How much tax free lump sum can be taken from a pension?

The concept of a pension and the arrangement itself is relatively straightforward in most instances, but the rules surrounding pensions can be very complex.

In normal circumstances you cannot access your pension before the age of 55 so if you are told that you can be careful, as it could be a scam and you could risk losing everything. Read our article here to be aware of the dangers.

Pension Commencement Lump Sum (PCLS)

When you decide to start taking and withdrawing your pension benefits, you will generally have an option to take a cash lump sum - called PCLS, but commonly referred to as tax free cash - and is typically 25% of the total value of your accrued pension. It can only be paid once.

PCLS is paid in addition to your pension income which when paid, is subject to Income Tax.

You will usually have to convert your pension fund to a different type of arrangement which allows income to be paid, such as a flexible access drawdown or an annuity when you take the PCLS.

If you’re a member of a final salary (defined benefit) scheme, your entitlement is determined by the scheme rules – please see below.

PCLS – Defined Benefit / Final Salary scheme

The scheme rules determine how much tax free lump sum you are entitled to. The PCLS payment is paid in addition to a regular pension income which is subject to Income Tax.

You won’t normally be allowed to take any more than the rules permit, but you can take less and the scheme will convert the amount into a higher level of income instead.

Defined contribution / money purchase lump sums

Since April 2015, you have been allowed to take your entire pension pot as a cash lump sum, provided you haven’t previously accessed it and the PCLS.

This is called Uncrystallised Funds Pension Lump Sum (UFPLS) and you can take the whole amount at once or as ad hoc lump sums.
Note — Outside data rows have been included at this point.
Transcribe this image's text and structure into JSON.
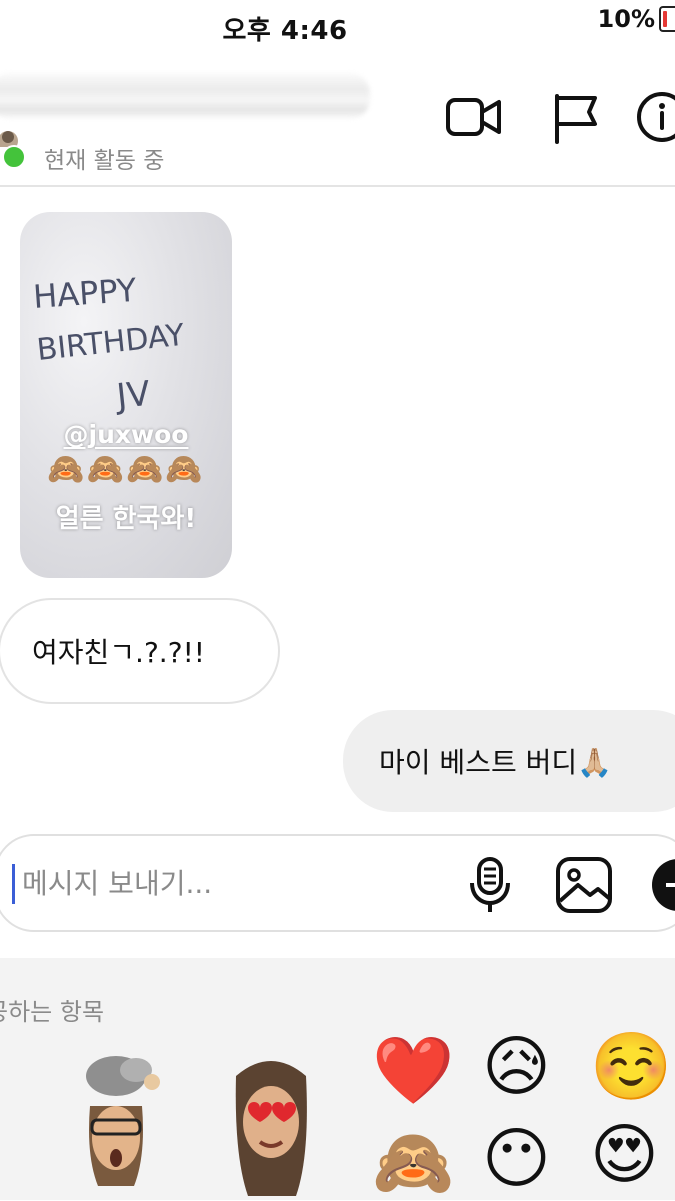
{
  "status_bar": {
    "time": "오후 4:46",
    "battery": "10%"
  },
  "header": {
    "active_status": "현재 활동 중"
  },
  "shared_image": {
    "handwriting_line1": "HAPPY",
    "handwriting_line2": "BIRTHDAY",
    "handwriting_line3": "JV",
    "mention": "@juxwoo",
    "emoji_row": "🙈🙈🙈🙈",
    "caption": "얼른 한국와!"
  },
  "messages": [
    {
      "direction": "received",
      "text": "여자친ㄱ.?.?!!"
    },
    {
      "direction": "sent",
      "text": "마이 베스트 버디🙏🏼"
    }
  ],
  "composer": {
    "placeholder": "메시지 보내기..."
  },
  "reactions_tray": {
    "title": "공하는 항목",
    "emojis": [
      "❤️",
      "😥",
      "☺️",
      "🙈",
      "😶",
      "😍"
    ]
  },
  "colors": {
    "active": "#44c33b",
    "battery_low": "#e53935",
    "caret": "#3b5ed6"
  }
}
PCLS forms 25% of each payment and if you don’t access the entire fund the residue will remain invested, but there are tax implications.

Of the amount you withdraw, 25% is paid tax free, but the balance is subject to income tax at your highest marginal rate of tax. If you’re still working or receiving income from other sources, care may be required to avoid you being pushed into a higher income tax bracket.

Not all pensions allow this option, so you need to check if your provider has this option available.  Spreading withdrawals over a number of tax years can help to minimise your tax bill, but careful planning is required.

Small pension pots

You may be able to take the whole of your pension as a cash lump sum. If you’re in a defined benefit scheme, it’s called ‘triviality’ and the total value of your pension savings must be less than £30,000. 25% of the amount is paid tax free and the rest is taxed at your marginal rate of income tax.

If you’re in a defined contribution scheme, you can take up to three pension arrangements if they are each valued at less than £10,000. 25% of the payment is tax free and the balance is paid subject to your marginal rate of tax. Essentially, this option has been superseded as the same outcome can be achieved by using UFPLS.

Anyone with lifetime allowance protection or lump sum protections may be entitled to a greater amount than we’ve covered in this article, so if this is the case it is important to seek professional advice.

In some circumstances it may still be possible to make additional payments into pensions, but restrictions do apply. If this is an important factor, seek advice first.

Obtaining financial advice from a regulated adviser can ensure that you choose the most appropriate route for your circumstances. Contact our Financial Planning Team on 0808 144 5575 across Cumbria, Northumberland, Yorkshire and Scotland.

If you would like more information or advice to ensure you choose the most appropriate route for you to maximise your benefits, get in touch with one Financial Planning Team

here

If you like this article and would like to subscribe to INSPIRED, our FREE monthly newsletter, then please click SUBSCRIBE.

Subscribe